Cosigning a bond essentially means adding your name to the bond alongside the defendant. If the defendant doesn’t show up to required court dates, the cosigner will be responsible for the cost of the bond. Although you may think there’s some sort of benefit to cosigning or reimbursement, there really isn’t. Cosigning is simply a good deed you can do to help out a family member or friend who’s in need of help. In this blog, we’ll take a look at the top things to consider before co-signing on a bond. If you have any questions, don’t hesitate to contact our bail bond agents here at Break Free Bail Bonds.
Once You’re On, You’re On
First and foremost, you should know that once you’re on as a cosigner, you’re on as long as the bond lasts. Whether the case lasts a week or two years, you will be responsible for the defendant appearing at all court hearings. There’s no way to simply “get off the bond” unless the defendant is in jail and the bond is exonerated.
Just like cosigning a car loan or apartment, you are agreeing to pay the dues in full if the primary borrower does not meet their obligations. But that doesn’t just mean the bond itself, it also means any costs associated with retrieving the fugitive like the cost of bounty hunters, travel expenses for defendants who have left the state, and in the event of forfeiture, you are also responsible for the full amount.
They Need To Be Renewed
Similar to the insurance on a car, bail bonds need to be renewed every year. Although it’s uncommon for bail to last over a year, if it does, you will start paying a premium on the bond. You will have to regularly monitor the defendant to ensure that they are making payments on time or else you will have to make them.
Your Bondsman Needs To Be Able To Contact You
Being a cosigner isn’t a “set it and forget it” kind of thing. You need to make sure that your bondsman has your up-to-date contact info so that they can reach you at any time. If they aren’t able to reach you, you may be responsible for added fees or legal issues.
Read The Contract
Ultimately, the contract and your bail bondsman will be the best resources for you moving forward. If there’s something on the contract that you don’t understand, it’s best to have it clarified by your bail bondsman before signing anything.

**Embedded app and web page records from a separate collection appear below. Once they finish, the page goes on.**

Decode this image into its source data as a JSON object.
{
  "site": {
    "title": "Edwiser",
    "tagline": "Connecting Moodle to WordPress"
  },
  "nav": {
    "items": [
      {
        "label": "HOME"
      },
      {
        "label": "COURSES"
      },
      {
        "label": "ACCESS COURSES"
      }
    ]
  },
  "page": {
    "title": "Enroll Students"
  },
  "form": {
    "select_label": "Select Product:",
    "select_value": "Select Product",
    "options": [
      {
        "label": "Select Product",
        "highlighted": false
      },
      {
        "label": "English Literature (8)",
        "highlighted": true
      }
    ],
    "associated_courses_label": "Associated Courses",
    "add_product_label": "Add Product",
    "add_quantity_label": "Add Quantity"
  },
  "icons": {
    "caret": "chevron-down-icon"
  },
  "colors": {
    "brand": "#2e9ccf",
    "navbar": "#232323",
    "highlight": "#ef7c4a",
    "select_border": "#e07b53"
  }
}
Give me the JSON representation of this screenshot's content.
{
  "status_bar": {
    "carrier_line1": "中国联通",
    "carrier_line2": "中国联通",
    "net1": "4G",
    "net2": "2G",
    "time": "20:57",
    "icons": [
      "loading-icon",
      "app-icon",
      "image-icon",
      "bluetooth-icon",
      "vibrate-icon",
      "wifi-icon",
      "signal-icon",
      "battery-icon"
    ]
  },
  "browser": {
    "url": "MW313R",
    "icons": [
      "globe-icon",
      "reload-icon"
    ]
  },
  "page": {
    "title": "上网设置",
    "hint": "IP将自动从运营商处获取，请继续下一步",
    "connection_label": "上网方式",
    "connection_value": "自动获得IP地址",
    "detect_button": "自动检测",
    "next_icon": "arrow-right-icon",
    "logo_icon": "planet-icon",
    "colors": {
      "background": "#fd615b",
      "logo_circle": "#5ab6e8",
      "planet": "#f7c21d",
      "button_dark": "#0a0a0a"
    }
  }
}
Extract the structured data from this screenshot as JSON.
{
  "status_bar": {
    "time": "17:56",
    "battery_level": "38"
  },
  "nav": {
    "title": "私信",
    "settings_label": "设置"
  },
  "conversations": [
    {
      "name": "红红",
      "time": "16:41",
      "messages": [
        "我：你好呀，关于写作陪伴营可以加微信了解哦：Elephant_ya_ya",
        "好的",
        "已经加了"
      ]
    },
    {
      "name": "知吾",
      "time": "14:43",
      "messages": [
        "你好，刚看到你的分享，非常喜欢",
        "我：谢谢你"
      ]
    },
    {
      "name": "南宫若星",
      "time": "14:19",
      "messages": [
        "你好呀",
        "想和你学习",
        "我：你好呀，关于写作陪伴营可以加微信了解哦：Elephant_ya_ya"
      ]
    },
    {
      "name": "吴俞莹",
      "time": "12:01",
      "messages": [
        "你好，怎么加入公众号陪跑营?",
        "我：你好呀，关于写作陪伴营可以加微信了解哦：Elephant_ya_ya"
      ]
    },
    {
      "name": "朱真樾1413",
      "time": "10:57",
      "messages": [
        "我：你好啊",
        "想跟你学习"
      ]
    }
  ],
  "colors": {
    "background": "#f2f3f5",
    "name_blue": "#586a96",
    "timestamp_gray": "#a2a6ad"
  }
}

Break Free Bail Bonds aims to be your top resource for all things pertaining to bail bonds. We offer bail bonds in Oklahoma City and would be happy to assist you if you have any questions about being a cosigner on a bond. Give us a call today to get started.